=== Problem to work on ===
Leave out the pictures and repeat the data exactly.

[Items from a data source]
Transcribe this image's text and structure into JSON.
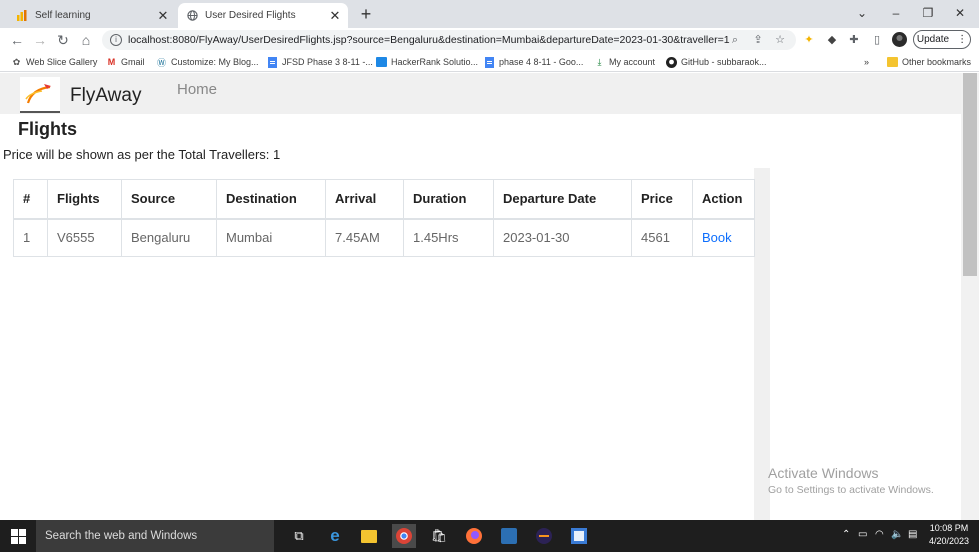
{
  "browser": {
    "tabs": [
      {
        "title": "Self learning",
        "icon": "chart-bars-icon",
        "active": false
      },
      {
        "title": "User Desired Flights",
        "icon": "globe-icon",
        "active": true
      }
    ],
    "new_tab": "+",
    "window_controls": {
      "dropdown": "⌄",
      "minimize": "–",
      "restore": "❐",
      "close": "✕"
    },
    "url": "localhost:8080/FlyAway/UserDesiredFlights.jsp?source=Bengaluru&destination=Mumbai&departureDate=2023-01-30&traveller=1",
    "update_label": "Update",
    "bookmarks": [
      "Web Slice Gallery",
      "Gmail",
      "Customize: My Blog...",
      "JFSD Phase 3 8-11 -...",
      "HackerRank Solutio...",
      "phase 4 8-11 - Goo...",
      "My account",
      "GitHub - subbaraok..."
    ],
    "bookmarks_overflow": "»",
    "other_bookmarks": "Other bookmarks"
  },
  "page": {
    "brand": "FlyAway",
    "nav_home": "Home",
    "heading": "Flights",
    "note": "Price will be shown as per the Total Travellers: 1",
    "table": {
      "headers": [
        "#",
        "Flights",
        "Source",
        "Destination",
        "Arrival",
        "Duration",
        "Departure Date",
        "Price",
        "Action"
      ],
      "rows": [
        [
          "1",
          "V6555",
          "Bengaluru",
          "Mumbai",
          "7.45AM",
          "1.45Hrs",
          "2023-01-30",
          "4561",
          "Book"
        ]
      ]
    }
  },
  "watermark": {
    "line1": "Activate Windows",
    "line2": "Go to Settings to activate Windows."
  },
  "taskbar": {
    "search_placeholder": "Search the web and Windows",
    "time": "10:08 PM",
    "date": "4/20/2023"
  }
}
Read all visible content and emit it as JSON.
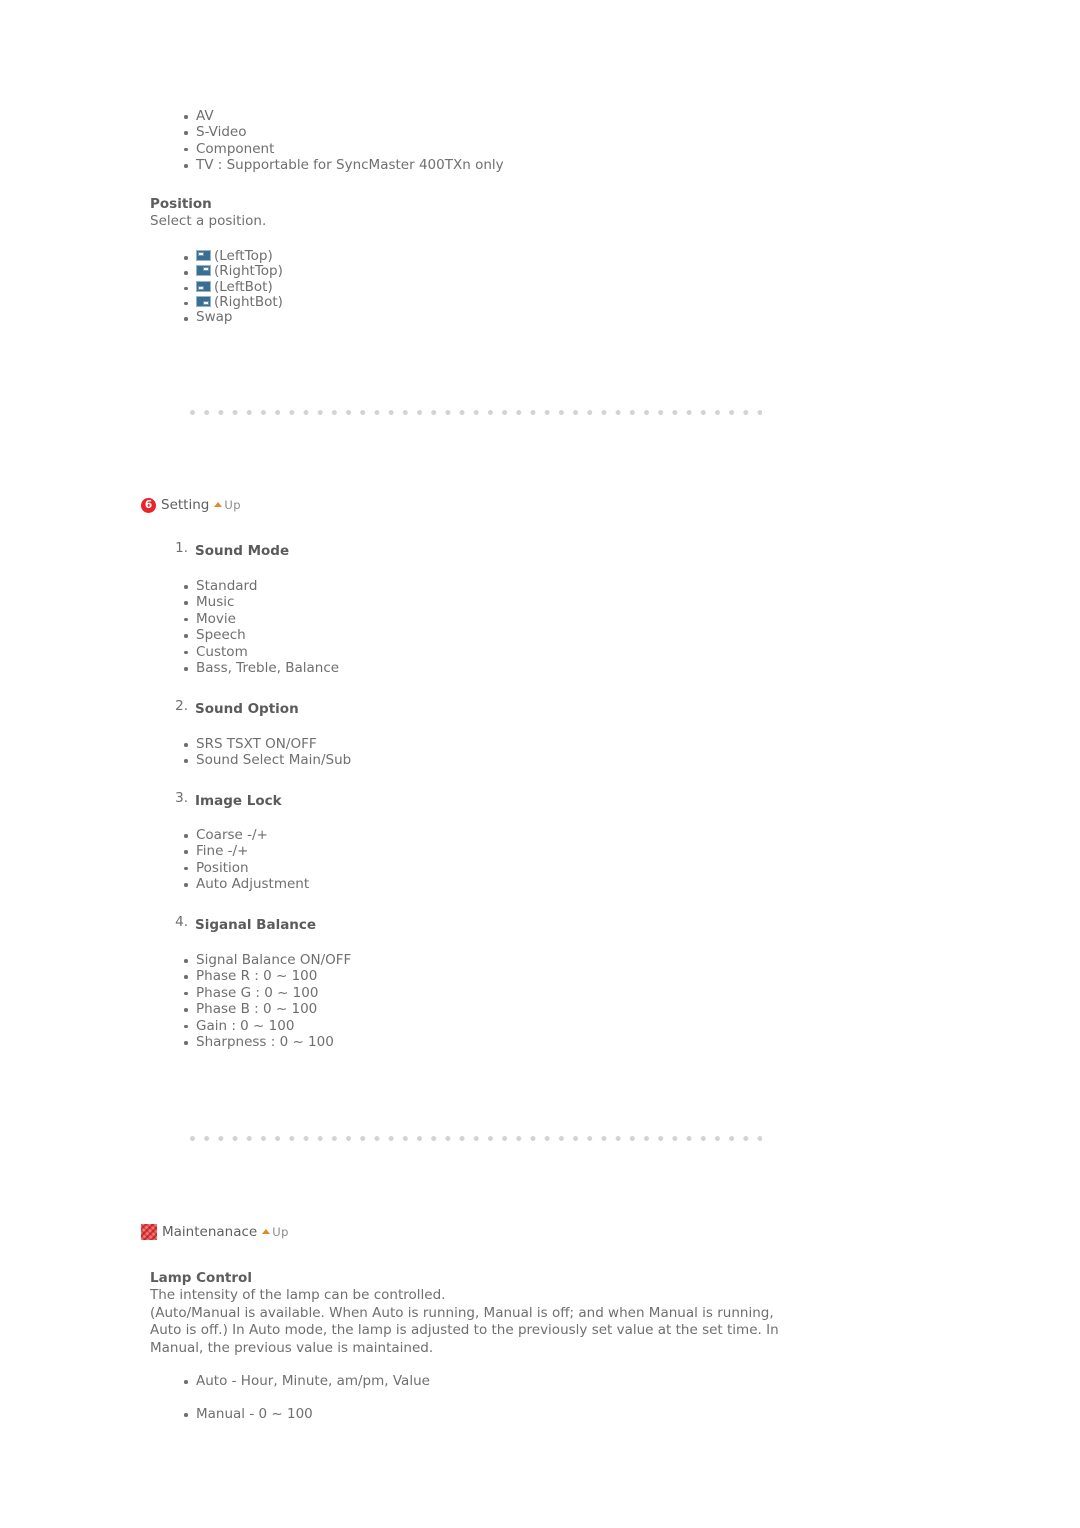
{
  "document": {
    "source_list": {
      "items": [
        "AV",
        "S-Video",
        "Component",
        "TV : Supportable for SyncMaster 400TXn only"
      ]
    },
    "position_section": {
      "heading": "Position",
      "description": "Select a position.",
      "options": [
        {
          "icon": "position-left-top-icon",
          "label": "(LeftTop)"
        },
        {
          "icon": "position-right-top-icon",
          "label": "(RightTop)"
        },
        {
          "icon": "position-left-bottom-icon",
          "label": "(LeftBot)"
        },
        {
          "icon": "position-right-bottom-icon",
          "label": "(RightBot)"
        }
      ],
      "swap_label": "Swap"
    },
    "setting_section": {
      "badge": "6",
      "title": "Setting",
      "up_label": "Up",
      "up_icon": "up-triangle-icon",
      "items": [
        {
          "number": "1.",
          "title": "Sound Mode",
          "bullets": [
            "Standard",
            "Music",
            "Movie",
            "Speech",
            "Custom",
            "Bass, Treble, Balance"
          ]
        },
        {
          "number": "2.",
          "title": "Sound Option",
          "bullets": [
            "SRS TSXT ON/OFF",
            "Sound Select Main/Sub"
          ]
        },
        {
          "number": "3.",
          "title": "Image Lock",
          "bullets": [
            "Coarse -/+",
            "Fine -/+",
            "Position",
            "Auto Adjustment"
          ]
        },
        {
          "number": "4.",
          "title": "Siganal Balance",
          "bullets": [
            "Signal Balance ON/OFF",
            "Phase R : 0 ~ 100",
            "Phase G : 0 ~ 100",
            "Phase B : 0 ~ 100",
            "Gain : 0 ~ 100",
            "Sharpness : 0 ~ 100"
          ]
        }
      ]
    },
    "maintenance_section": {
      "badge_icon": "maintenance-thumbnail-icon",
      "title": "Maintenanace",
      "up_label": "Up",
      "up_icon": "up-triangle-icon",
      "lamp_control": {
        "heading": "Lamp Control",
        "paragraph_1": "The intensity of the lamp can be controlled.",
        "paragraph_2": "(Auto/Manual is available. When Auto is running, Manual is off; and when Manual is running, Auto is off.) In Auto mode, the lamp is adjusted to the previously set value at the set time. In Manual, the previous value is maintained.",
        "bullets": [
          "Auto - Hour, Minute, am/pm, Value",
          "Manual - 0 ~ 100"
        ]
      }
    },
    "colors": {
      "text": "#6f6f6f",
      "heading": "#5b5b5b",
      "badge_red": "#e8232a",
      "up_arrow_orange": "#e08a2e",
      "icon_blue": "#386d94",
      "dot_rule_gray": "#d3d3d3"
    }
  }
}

=== Response area ===
Transcribe this image's text and structure into JSON.
{
  "browser": {
    "tabs": [
      {
        "title": "Self learning",
        "icon": "chart-bars-icon",
        "active": false
      },
      {
        "title": "User Desired Flights",
        "icon": "globe-icon",
        "active": true
      }
    ],
    "new_tab": "+",
    "window_controls": {
      "dropdown": "⌄",
      "minimize": "–",
      "restore": "❐",
      "close": "✕"
    },
    "url": "localhost:8080/FlyAway/UserDesiredFlights.jsp?source=Bengaluru&destination=Mumbai&departureDate=2023-01-30&traveller=1",
    "update_label": "Update",
    "bookmarks": [
      "Web Slice Gallery",
      "Gmail",
      "Customize: My Blog...",
      "JFSD Phase 3 8-11 -...",
      "HackerRank Solutio...",
      "phase 4 8-11 - Goo...",
      "My account",
      "GitHub - subbaraok..."
    ],
    "bookmarks_overflow": "»",
    "other_bookmarks": "Other bookmarks"
  },
  "page": {
    "brand": "FlyAway",
    "nav_home": "Home",
    "heading": "Flights",
    "note": "Price will be shown as per the Total Travellers: 1",
    "table": {
      "headers": [
        "#",
        "Flights",
        "Source",
        "Destination",
        "Arrival",
        "Duration",
        "Departure Date",
        "Price",
        "Action"
      ],
      "rows": [
        [
          "1",
          "V6555",
          "Bengaluru",
          "Mumbai",
          "7.45AM",
          "1.45Hrs",
          "2023-01-30",
          "4561",
          "Book"
        ]
      ]
    }
  },
  "watermark": {
    "line1": "Activate Windows",
    "line2": "Go to Settings to activate Windows."
  },
  "taskbar": {
    "search_placeholder": "Search the web and Windows",
    "time": "10:08 PM",
    "date": "4/20/2023"
  }
}
Read all visible content and emit it as JSON.
{
  "document": {
    "source_list": {
      "items": [
        "AV",
        "S-Video",
        "Component",
        "TV : Supportable for SyncMaster 400TXn only"
      ]
    },
    "position_section": {
      "heading": "Position",
      "description": "Select a position.",
      "options": [
        {
          "icon": "position-left-top-icon",
          "label": "(LeftTop)"
        },
        {
          "icon": "position-right-top-icon",
          "label": "(RightTop)"
        },
        {
          "icon": "position-left-bottom-icon",
          "label": "(LeftBot)"
        },
        {
          "icon": "position-right-bottom-icon",
          "label": "(RightBot)"
        }
      ],
      "swap_label": "Swap"
    },
    "setting_section": {
      "badge": "6",
      "title": "Setting",
      "up_label": "Up",
      "up_icon": "up-triangle-icon",
      "items": [
        {
          "number": "1.",
          "title": "Sound Mode",
          "bullets": [
            "Standard",
            "Music",
            "Movie",
            "Speech",
            "Custom",
            "Bass, Treble, Balance"
          ]
        },
        {
          "number": "2.",
          "title": "Sound Option",
          "bullets": [
            "SRS TSXT ON/OFF",
            "Sound Select Main/Sub"
          ]
        },
        {
          "number": "3.",
          "title": "Image Lock",
          "bullets": [
            "Coarse -/+",
            "Fine -/+",
            "Position",
            "Auto Adjustment"
          ]
        },
        {
          "number": "4.",
          "title": "Siganal Balance",
          "bullets": [
            "Signal Balance ON/OFF",
            "Phase R : 0 ~ 100",
            "Phase G : 0 ~ 100",
            "Phase B : 0 ~ 100",
            "Gain : 0 ~ 100",
            "Sharpness : 0 ~ 100"
          ]
        }
      ]
    },
    "maintenance_section": {
      "badge_icon": "maintenance-thumbnail-icon",
      "title": "Maintenanace",
      "up_label": "Up",
      "up_icon": "up-triangle-icon",
      "lamp_control": {
        "heading": "Lamp Control",
        "paragraph_1": "The intensity of the lamp can be controlled.",
        "paragraph_2": "(Auto/Manual is available. When Auto is running, Manual is off; and when Manual is running, Auto is off.) In Auto mode, the lamp is adjusted to the previously set value at the set time. In Manual, the previous value is maintained.",
        "bullets": [
          "Auto - Hour, Minute, am/pm, Value",
          "Manual - 0 ~ 100"
        ]
      }
    },
    "colors": {
      "text": "#6f6f6f",
      "heading": "#5b5b5b",
      "badge_red": "#e8232a",
      "up_arrow_orange": "#e08a2e",
      "icon_blue": "#386d94",
      "dot_rule_gray": "#d3d3d3"
    }
  }
}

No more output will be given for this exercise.